Which lines hold the string "icon"? Copy each of them from the material below.

====

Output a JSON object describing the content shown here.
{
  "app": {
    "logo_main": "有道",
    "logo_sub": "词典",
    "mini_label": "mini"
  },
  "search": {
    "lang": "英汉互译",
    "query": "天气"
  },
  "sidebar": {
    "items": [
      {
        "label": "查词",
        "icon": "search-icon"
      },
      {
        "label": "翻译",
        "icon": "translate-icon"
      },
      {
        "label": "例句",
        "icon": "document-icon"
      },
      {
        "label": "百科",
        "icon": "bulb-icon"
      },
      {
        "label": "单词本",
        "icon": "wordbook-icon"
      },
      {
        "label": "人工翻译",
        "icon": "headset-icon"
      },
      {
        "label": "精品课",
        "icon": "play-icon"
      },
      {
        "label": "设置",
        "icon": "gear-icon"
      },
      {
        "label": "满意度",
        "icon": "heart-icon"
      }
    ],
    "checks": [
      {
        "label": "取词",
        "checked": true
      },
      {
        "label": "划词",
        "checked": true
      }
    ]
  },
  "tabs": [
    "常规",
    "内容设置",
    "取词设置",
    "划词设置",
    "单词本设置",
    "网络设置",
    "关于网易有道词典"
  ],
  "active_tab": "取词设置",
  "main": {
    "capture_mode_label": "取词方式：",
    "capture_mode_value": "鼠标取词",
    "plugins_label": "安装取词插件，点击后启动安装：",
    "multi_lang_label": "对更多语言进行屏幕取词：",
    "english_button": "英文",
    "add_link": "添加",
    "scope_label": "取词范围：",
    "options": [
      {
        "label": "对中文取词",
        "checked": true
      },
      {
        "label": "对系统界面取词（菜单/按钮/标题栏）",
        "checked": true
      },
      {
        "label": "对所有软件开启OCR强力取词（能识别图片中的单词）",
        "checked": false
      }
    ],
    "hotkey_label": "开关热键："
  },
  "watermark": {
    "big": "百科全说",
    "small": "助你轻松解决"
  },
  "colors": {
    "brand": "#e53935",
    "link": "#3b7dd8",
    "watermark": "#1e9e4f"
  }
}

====

## EXPECTED OUTPUT
        "icon": "search-icon"
        "icon": "translate-icon"
        "icon": "document-icon"
        "icon": "bulb-icon"
        "icon": "wordbook-icon"
        "icon": "headset-icon"
        "icon": "play-icon"
        "icon": "gear-icon"
        "icon": "heart-icon"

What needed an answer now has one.